Asos crashes deeper into the red with £290m loss
ASOS insists its turnaround will bear fruit this year even though it has plunged further into the financial mire.
The fashion giant’s pre-tax losses soared from £15.8million to £290.9million.
It is cutting orders from suppliers to slash stock levels, hiking prices and keeping a tighter grip on costs.
Chief executive Jose Antonio Ramos Calamonte said the London-based company was “prioritising order economics over top-line growth”.
He added: “I am pleased with the strategic and rapid operational progress the business has made in the first half against some challenging trading conditions.

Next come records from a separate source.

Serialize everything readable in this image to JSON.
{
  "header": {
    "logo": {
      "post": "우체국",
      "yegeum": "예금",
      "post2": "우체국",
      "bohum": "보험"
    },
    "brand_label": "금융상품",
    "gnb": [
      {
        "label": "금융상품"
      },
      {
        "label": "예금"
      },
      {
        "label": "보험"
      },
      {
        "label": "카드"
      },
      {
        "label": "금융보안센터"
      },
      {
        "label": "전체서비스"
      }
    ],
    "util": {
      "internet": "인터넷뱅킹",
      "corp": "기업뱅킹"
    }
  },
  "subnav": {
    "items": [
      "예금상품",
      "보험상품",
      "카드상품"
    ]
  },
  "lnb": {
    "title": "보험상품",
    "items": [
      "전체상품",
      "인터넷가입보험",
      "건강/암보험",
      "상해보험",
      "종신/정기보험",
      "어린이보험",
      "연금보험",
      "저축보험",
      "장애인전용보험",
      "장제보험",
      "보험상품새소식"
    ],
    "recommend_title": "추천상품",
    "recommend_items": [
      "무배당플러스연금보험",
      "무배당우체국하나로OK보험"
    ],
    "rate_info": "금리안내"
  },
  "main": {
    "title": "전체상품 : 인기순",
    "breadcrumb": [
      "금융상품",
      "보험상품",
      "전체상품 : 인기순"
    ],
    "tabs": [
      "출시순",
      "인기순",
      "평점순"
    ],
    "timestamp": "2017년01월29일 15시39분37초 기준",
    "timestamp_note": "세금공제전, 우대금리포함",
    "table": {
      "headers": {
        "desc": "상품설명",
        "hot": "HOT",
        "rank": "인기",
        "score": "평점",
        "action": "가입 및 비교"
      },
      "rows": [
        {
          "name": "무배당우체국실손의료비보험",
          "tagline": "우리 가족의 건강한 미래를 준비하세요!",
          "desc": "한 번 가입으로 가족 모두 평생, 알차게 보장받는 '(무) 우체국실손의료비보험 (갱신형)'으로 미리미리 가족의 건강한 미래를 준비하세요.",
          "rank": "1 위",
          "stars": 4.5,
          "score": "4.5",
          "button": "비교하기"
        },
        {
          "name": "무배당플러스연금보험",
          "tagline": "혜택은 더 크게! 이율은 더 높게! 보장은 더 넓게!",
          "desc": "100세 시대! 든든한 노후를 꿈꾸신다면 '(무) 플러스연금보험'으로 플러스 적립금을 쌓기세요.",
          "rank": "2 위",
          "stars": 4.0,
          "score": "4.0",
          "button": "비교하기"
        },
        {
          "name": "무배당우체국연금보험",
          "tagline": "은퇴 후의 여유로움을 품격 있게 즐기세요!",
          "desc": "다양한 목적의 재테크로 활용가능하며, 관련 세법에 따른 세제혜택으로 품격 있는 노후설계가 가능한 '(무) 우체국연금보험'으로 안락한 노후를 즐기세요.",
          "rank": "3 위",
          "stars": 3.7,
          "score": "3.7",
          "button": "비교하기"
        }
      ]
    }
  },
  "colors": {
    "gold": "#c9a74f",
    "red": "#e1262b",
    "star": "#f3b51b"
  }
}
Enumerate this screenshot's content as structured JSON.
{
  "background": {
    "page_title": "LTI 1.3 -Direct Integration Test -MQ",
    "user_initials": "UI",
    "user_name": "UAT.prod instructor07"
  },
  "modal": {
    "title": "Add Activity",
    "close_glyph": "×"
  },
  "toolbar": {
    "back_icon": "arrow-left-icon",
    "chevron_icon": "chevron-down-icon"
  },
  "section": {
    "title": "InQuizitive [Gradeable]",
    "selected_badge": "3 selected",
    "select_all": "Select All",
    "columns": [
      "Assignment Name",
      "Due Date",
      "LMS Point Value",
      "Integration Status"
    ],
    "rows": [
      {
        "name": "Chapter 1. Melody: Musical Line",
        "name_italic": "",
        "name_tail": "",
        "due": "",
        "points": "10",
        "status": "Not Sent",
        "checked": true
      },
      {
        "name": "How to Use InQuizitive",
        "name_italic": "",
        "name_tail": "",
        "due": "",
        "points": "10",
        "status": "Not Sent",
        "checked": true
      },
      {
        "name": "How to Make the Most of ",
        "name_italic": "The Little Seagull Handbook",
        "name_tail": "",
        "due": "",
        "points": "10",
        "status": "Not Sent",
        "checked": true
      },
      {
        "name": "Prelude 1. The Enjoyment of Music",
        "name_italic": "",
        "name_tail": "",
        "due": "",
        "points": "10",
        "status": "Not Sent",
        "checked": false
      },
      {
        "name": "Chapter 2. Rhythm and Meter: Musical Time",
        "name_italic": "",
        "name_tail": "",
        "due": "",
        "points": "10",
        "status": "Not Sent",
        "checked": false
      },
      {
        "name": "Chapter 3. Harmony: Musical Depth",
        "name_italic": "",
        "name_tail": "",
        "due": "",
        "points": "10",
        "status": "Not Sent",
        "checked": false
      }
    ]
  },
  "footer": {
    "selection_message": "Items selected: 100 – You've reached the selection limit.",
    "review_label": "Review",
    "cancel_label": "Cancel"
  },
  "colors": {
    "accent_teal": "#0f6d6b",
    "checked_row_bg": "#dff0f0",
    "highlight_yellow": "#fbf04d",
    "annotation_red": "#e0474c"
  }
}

“I am very confident of our return to sustainable profit and cash generation in the second half of the year and beyond.”
The online fashion pioneer’s losses for the six months to the end of February came as it wrote off £130million in excess stock and was hit by property write-offs and closure costs. This followed Mr Calamonte’s decision to axe excess office and warehouse space.
Sales slumped, causing revenues to fall 8 per cent to £1.8billion. It was also hurt by cutting markdowns and marketing. Asos’s customer base shrank 7 per cent to 24.9 million, with items ordered down 14 per cent to 43.2 million. Website visits fell 12 per cent to 1.4 billion. UK sales were down 10 per cent, flat in Europe, up 7 per cent in the US, but down 36 per cent elsewhere. In the second half Asos predicts it will see a “low, double-digit decline” in sales. Russell Pointon, of City analyst Edison, said brands like Asos had a pandemic spurt but now “the cost-of-living crisis and – crucially – the return to the high street has induced a sharp downturn in consumer demand for online fashion”. Asos snapped up the Topshop and Miss Selfridge brands in 2021. It employs more than 3,000 people.